* **What to do**
State how many lines in the listing below contain the word "icon", with no other words.

* **Input data**
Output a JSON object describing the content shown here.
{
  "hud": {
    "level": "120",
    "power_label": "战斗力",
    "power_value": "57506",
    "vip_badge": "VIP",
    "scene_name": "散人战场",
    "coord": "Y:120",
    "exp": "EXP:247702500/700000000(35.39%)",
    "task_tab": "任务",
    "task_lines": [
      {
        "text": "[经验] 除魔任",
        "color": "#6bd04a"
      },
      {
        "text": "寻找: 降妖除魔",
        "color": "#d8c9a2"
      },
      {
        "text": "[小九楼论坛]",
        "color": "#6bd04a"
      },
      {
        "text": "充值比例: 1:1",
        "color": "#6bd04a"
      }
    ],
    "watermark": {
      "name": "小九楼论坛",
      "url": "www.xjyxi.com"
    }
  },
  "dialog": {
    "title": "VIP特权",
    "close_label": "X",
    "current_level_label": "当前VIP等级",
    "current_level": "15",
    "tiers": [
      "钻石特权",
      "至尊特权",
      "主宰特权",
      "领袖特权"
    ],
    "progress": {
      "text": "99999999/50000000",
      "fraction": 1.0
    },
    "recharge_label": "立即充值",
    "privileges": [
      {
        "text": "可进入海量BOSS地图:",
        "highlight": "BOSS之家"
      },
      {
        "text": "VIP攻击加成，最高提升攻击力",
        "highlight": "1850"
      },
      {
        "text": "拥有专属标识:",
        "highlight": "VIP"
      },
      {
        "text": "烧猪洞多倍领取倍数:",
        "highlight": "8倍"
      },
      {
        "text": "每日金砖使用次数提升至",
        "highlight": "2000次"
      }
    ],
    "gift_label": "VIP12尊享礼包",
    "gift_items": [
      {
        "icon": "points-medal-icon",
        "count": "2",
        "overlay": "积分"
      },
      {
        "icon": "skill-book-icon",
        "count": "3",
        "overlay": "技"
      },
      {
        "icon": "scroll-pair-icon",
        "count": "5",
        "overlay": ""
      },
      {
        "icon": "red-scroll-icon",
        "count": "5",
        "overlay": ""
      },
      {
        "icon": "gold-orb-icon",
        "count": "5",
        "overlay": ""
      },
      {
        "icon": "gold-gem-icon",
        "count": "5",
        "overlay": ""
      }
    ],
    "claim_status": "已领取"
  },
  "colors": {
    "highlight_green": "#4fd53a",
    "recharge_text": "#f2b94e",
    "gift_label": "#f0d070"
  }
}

* **Task solution**
6